Electrocomponents shrunk earnings per share by 12% over the last year. But it has grown its earnings per share by 12% per year over the last five years.

Remember: P/E Ratios Don’t Consider The Balance Sheet

It’s important to note that the P/E ratio considers the market capitalization, not the enterprise value. That means it doesn’t take debt or cash into account. In theory, a company can lower its future P/E ratio by using cash or debt to invest in growth.

While growth expenditure doesn’t always pay off, the point is that it is a good option to have; but one that the P/E ratio ignores.

Is Debt Impacting Electrocomponents’s P/E?

Net debt totals just 7.8% of Electrocomponents’s market cap. It would probably trade on a higher P/E ratio if it had a lot of cash, but I doubt it is having a big impact.

The Bottom Line On Electrocomponents’s P/E Ratio

Electrocomponents trades on a P/E ratio of 14.1, which is fairly close to the GB market average of 13.9. With modest debt, and a lack of recent growth, it would seem the market is expecting improvement in earnings. Given Electrocomponents’s P/E ratio has declined from 21.6 to 14.1 in the last month, we know for sure that the market is significantly less confident about the business today, than it was back then. For those who prefer to invest with the flow of momentum, that might be a bad sign, but for a contrarian, it may signal opportunity.

When the market is wrong about a stock, it gives savvy investors an opportunity. People often underestimate remarkable growth — so investors can make money when fast growth is not fully appreciated. So this free report on the analyst consensus forecasts could help you make a master move on this stock.

You might be able to find a better buy than Electrocomponents. If you want a selection of possible winners, check out this free list of interesting companies that trade on a P/E below 20 (but have proven they can grow earnings).

If you spot an error that warrants correction, please contact the editor at editorial-team@simplywallst.com. This article by Simply Wall St is general in nature. It does not constitute a recommendation to buy or sell any stock, and does not take account of your objectives, or your financial situation. Simply Wall St has no position in the stocks mentioned.

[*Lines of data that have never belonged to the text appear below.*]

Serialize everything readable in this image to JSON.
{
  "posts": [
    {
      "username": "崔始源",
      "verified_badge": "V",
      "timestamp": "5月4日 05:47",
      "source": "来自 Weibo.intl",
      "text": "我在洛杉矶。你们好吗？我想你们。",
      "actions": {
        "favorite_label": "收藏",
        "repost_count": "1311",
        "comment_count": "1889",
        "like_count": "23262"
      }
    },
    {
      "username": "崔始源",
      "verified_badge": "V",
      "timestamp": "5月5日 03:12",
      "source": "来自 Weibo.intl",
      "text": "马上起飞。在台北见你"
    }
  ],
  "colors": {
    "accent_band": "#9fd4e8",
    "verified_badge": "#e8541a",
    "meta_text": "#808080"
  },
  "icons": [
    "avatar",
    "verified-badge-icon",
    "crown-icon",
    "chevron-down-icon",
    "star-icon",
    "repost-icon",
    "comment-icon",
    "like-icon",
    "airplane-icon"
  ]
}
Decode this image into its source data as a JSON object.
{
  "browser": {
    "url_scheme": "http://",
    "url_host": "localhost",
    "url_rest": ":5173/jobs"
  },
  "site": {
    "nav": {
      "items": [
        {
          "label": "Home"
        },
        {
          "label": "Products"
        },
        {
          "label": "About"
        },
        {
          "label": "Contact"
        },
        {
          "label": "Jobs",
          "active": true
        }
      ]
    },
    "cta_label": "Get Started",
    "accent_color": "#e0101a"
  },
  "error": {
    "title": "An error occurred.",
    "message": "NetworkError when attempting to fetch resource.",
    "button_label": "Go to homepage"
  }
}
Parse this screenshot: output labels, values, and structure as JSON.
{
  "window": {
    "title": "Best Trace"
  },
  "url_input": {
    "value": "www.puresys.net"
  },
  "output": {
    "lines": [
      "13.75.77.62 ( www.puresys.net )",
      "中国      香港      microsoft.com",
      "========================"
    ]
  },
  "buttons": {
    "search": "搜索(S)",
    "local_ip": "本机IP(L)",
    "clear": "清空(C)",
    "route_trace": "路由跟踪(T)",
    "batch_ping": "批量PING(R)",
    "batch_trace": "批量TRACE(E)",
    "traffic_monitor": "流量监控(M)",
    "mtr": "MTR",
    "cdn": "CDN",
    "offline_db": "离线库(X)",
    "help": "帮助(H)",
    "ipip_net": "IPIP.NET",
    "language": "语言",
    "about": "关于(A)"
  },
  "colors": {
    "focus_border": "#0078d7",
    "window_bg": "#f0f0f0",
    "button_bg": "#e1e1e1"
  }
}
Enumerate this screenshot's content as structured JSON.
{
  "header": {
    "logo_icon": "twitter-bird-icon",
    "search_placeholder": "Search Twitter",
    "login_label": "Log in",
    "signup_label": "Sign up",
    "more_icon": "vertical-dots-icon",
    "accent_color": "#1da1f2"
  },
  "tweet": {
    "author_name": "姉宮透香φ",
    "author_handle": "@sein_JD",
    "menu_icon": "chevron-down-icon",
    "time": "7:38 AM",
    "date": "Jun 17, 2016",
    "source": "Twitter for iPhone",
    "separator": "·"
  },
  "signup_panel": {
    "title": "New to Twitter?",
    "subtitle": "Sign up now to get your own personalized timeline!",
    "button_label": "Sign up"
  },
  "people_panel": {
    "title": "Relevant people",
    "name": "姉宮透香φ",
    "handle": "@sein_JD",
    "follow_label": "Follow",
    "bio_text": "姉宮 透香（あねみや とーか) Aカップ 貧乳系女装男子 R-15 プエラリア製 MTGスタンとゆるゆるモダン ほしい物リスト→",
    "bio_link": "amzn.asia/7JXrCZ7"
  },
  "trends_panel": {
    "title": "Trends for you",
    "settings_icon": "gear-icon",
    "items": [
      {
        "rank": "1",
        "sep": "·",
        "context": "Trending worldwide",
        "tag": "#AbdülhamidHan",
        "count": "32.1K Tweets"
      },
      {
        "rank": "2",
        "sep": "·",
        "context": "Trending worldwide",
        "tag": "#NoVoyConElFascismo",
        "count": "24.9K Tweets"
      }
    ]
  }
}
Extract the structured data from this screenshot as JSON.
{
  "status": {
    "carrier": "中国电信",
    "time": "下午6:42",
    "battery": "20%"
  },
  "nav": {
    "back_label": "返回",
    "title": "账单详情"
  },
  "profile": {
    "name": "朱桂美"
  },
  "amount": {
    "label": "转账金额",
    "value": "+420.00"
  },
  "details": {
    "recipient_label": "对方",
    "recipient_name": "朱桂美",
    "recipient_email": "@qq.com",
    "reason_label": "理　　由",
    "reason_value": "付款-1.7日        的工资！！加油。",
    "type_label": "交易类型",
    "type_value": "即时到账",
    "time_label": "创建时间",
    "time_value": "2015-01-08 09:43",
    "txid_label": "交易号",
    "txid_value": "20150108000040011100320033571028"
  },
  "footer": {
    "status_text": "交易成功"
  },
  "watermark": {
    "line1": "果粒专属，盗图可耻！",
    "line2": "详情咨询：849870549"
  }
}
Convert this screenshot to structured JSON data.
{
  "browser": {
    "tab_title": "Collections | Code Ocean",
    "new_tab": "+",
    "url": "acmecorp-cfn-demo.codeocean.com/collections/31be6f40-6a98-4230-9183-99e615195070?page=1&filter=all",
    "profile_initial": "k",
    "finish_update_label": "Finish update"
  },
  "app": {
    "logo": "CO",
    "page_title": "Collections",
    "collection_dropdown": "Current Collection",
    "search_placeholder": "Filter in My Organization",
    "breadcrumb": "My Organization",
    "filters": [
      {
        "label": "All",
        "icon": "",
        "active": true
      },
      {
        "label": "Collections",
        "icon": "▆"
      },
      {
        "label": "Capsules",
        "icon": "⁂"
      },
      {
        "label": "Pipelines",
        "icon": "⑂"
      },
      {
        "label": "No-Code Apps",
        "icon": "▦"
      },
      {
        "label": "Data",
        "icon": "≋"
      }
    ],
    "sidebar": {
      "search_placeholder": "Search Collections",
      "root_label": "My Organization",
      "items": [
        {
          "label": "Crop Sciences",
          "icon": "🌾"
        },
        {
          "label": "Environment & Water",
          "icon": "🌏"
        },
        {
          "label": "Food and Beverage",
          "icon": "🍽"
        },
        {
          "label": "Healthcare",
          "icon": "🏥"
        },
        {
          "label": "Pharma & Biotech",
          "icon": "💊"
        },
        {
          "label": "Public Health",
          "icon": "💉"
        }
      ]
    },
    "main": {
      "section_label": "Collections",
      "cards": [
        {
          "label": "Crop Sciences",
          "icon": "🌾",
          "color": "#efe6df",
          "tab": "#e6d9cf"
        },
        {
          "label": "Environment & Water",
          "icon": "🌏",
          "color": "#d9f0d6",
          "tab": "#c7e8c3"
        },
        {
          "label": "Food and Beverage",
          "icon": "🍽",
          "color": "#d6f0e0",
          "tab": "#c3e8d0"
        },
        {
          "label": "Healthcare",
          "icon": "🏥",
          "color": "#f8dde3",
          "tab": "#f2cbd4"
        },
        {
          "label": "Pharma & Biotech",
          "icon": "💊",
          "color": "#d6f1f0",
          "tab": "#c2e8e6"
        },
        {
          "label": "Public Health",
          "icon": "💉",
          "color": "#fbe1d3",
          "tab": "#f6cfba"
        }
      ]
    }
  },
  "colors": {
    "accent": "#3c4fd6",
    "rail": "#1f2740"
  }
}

We aim to bring you long-term focused research analysis driven by fundamental data. Note that our analysis may not factor in the latest price-sensitive company announcements or qualitative material. Thank you for reading.